The researchers focused specifically on the accelerometer, a sensor that tracks three-dimensional movements of the phone - essential for countless applications, including pedometers, sleep monitoring, mobile gaming – but their findings suggest that other sensors could leave equally unique fingerprints.
"When you manufacture the hardware, the factory cannot produce the identical thing in millions. So these imperfections create fingerprints," said associate professor Romit Roy Choudhury.
These fingerprints are only visible when accelerometer data signals are analysed in detail. Most applications do not require this level of analysis, yet the data shared with all applications - your favourite game, your pedometer - bear the mark.
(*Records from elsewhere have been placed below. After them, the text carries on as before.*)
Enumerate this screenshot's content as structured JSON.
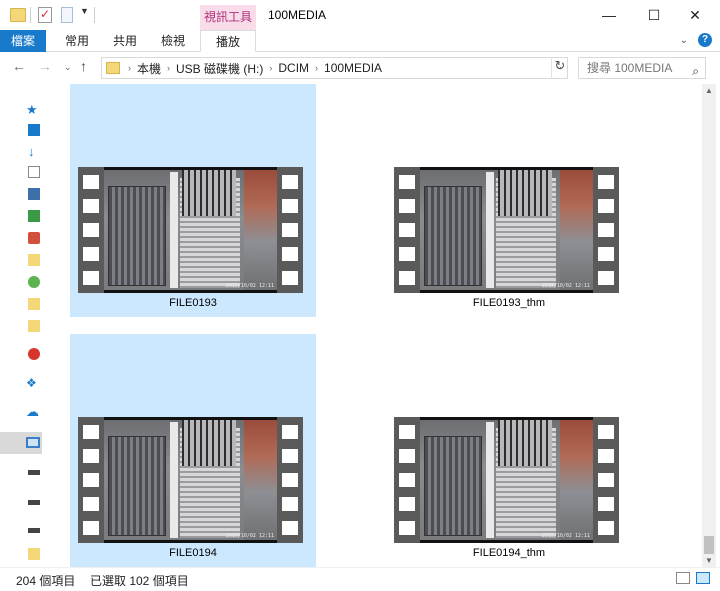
{
  "titlebar": {
    "context_tab_group": "視訊工具",
    "title": "100MEDIA",
    "minimize": "—",
    "maximize": "☐",
    "close": "✕"
  },
  "ribbon": {
    "tabs": [
      "檔案",
      "常用",
      "共用",
      "檢視",
      "播放"
    ]
  },
  "address": {
    "crumbs": [
      "本機",
      "USB 磁碟機 (H:)",
      "DCIM",
      "100MEDIA"
    ],
    "search_placeholder": "搜尋 100MEDIA"
  },
  "files": [
    {
      "name": "FILE0193",
      "selected": true,
      "timestamp": "2016/10/02 12:11"
    },
    {
      "name": "FILE0193_thm",
      "selected": false,
      "timestamp": "2016/10/02 12:11"
    },
    {
      "name": "FILE0194",
      "selected": true,
      "timestamp": "2016/10/02 12:11"
    },
    {
      "name": "FILE0194_thm",
      "selected": false,
      "timestamp": "2016/10/02 12:11"
    }
  ],
  "status": {
    "item_count": "204 個項目",
    "selected_count": "已選取 102 個項目"
  },
  "colors": {
    "accent": "#1979ca",
    "selection": "#cce8ff",
    "context_tab": "#f8dcea"
  }
}
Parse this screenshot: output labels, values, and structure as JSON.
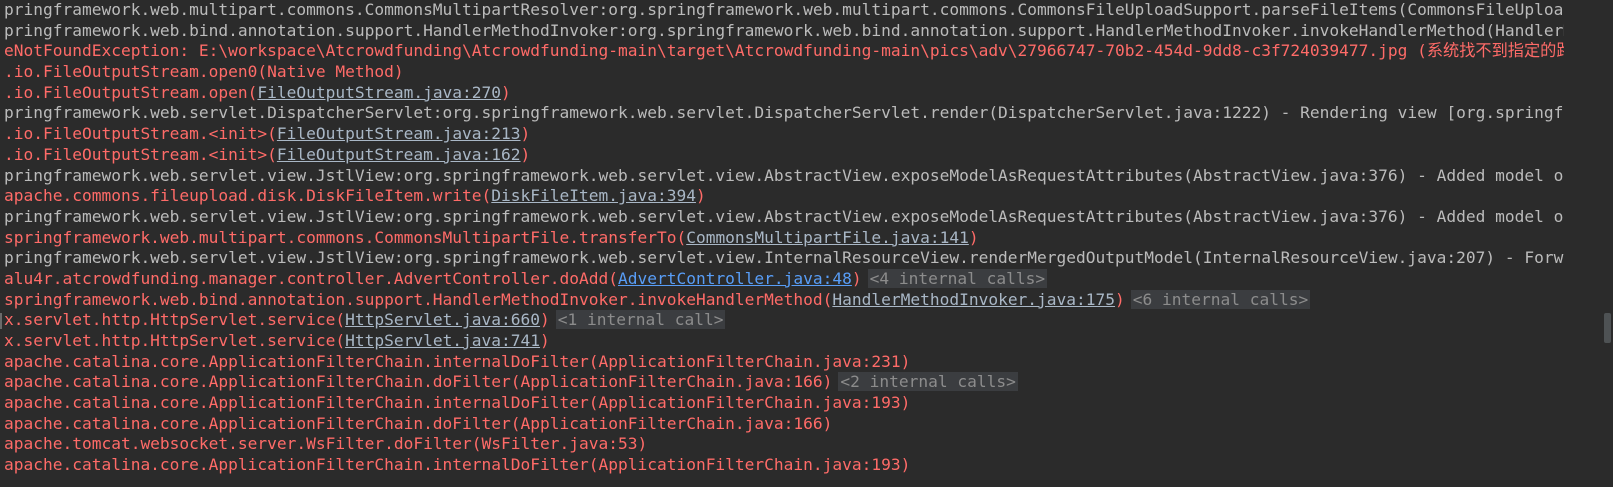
{
  "console": {
    "lines": [
      {
        "type": "log",
        "text": "pringframework.web.multipart.commons.CommonsMultipartResolver:org.springframework.web.multipart.commons.CommonsFileUploadSupport.parseFileItems(CommonsFileUpload"
      },
      {
        "type": "log",
        "text": "pringframework.web.bind.annotation.support.HandlerMethodInvoker:org.springframework.web.bind.annotation.support.HandlerMethodInvoker.invokeHandlerMethod(HandlerMe"
      },
      {
        "type": "error",
        "text": "eNotFoundException: E:\\workspace\\Atcrowdfunding\\Atcrowdfunding-main\\target\\Atcrowdfunding-main\\pics\\adv\\27966747-70b2-454d-9dd8-c3f724039477.jpg (系统找不到指定的路径"
      },
      {
        "type": "frame",
        "prefix": ".io.FileOutputStream.open0(Native Method)"
      },
      {
        "type": "frame",
        "prefix": ".io.FileOutputStream.open(",
        "link": "FileOutputStream.java:270",
        "suffix": ")"
      },
      {
        "type": "log",
        "text": "pringframework.web.servlet.DispatcherServlet:org.springframework.web.servlet.DispatcherServlet.render(DispatcherServlet.java:1222) - Rendering view [org.springfra"
      },
      {
        "type": "frame",
        "prefix": ".io.FileOutputStream.<init>(",
        "link": "FileOutputStream.java:213",
        "suffix": ")"
      },
      {
        "type": "frame",
        "prefix": ".io.FileOutputStream.<init>(",
        "link": "FileOutputStream.java:162",
        "suffix": ")"
      },
      {
        "type": "log",
        "text": "pringframework.web.servlet.view.JstlView:org.springframework.web.servlet.view.AbstractView.exposeModelAsRequestAttributes(AbstractView.java:376) - Added model ob"
      },
      {
        "type": "frame",
        "prefix": "apache.commons.fileupload.disk.DiskFileItem.write(",
        "link": "DiskFileItem.java:394",
        "suffix": ")"
      },
      {
        "type": "log",
        "text": "pringframework.web.servlet.view.JstlView:org.springframework.web.servlet.view.AbstractView.exposeModelAsRequestAttributes(AbstractView.java:376) - Added model ob"
      },
      {
        "type": "frame",
        "prefix": "springframework.web.multipart.commons.CommonsMultipartFile.transferTo(",
        "link": "CommonsMultipartFile.java:141",
        "suffix": ")"
      },
      {
        "type": "log",
        "text": "pringframework.web.servlet.view.JstlView:org.springframework.web.servlet.view.InternalResourceView.renderMergedOutputModel(InternalResourceView.java:207) - Forwa"
      },
      {
        "type": "frame",
        "prefix": "alu4r.atcrowdfunding.manager.controller.AdvertController.doAdd(",
        "link": "AdvertController.java:48",
        "linkColor": "blue",
        "suffix": ")",
        "internal": "<4 internal calls>"
      },
      {
        "type": "frame",
        "prefix": "springframework.web.bind.annotation.support.HandlerMethodInvoker.invokeHandlerMethod(",
        "link": "HandlerMethodInvoker.java:175",
        "suffix": ")",
        "internal": "<6 internal calls>"
      },
      {
        "type": "frame",
        "prefix": "x.servlet.http.HttpServlet.service(",
        "link": "HttpServlet.java:660",
        "suffix": ")",
        "internal": "<1 internal call>"
      },
      {
        "type": "frame",
        "prefix": "x.servlet.http.HttpServlet.service(",
        "link": "HttpServlet.java:741",
        "suffix": ")"
      },
      {
        "type": "frame",
        "prefix": "apache.catalina.core.ApplicationFilterChain.internalDoFilter(ApplicationFilterChain.java:231)"
      },
      {
        "type": "frame",
        "prefix": "apache.catalina.core.ApplicationFilterChain.doFilter(ApplicationFilterChain.java:166)",
        "internal": "<2 internal calls>"
      },
      {
        "type": "frame",
        "prefix": "apache.catalina.core.ApplicationFilterChain.internalDoFilter(ApplicationFilterChain.java:193)"
      },
      {
        "type": "frame",
        "prefix": "apache.catalina.core.ApplicationFilterChain.doFilter(ApplicationFilterChain.java:166)"
      },
      {
        "type": "frame",
        "prefix": "apache.tomcat.websocket.server.WsFilter.doFilter(WsFilter.java:53)"
      },
      {
        "type": "frame",
        "prefix": "apache.catalina.core.ApplicationFilterChain.internalDoFilter(ApplicationFilterChain.java:193)"
      }
    ]
  },
  "colors": {
    "background": "#2b2b2b",
    "log_text": "#bbbbbb",
    "error_text": "#ff6b68",
    "link_text": "#a9b7c6",
    "link_highlight": "#589df6",
    "internal_calls_text": "#8c8c8c",
    "internal_calls_bg": "#3b3d40"
  }
}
Should someone want to perform this analysis, they could do so, researchers said.
The study tested more than 100 devices over the course of nine months: 80 standalone accelerometer chips used in popular smartphones, 25 Android phones, and 2 tablets.
The accelerometers in all permutations were selected from different manufacturers, to ensure that the fingerprints weren't simply defects resulting from a particular production line.
With 96 percent accuracy, the researchers, including graduate students Sanorita Dey and Nirupam Roy, could discriminate one sensor from another.
"We do not need to know any other information about the phone - no phone number or SIM card number. Just by looking at the data, we can tell you which device it's coming from. It's almost like another identifier," said Dey.
In the real world, this suggests that even when a smartphone application does not have access to location information (by asking "this application would like to use your current location"), there are other means of identifying the user's activities.
It could be obtained with an innocuous-seeming game or chatting service, simply by recording and sending accelerometer data. To collect the data, the researchers - as with any would-be attacker - needed to sample the accelerometer data.
Each accelerometer was vibrated using a single vibrator motor - like those that buzz when a text message is received - for two-second intervals. During those periods, the accelerometer detected the movement and the readings were transmitted to a supervised-learning tool, which decoded the fingerprint.
"Even if you erase the app in the phone, or even erase and reinstall all software, the fingerprint still stays inherent. That's a serious threat," Roy said.